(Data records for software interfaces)
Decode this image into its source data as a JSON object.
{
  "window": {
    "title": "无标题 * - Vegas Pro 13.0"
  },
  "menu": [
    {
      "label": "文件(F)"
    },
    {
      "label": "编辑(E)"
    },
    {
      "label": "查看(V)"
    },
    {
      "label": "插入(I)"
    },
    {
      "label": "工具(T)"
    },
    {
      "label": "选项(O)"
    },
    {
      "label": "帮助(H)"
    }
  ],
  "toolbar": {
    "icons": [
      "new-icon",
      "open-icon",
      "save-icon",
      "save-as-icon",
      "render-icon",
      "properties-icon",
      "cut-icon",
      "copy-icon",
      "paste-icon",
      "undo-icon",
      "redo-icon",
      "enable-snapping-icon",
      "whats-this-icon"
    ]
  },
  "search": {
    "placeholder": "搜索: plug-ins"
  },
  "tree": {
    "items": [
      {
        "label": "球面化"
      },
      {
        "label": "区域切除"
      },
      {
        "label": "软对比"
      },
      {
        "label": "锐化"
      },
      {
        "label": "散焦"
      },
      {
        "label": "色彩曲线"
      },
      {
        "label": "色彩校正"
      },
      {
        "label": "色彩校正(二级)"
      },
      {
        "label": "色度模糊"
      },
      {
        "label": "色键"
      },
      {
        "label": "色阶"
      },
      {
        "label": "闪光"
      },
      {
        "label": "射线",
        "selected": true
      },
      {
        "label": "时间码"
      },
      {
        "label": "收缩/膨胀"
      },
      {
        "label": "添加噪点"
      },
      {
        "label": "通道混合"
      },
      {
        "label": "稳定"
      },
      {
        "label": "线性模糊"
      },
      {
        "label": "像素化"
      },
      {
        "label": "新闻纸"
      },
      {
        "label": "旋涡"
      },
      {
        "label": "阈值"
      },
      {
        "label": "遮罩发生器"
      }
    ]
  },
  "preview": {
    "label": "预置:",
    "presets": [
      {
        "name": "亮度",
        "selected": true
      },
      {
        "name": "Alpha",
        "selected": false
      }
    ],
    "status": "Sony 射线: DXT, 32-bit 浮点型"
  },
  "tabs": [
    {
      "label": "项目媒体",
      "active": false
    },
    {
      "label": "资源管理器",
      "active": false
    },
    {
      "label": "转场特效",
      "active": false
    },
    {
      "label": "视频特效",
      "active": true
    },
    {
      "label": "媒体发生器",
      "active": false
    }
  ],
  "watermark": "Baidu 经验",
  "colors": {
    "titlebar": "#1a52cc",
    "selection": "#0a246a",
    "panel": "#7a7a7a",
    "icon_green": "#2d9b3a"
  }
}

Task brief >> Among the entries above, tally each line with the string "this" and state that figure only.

Output of the exercise >> 2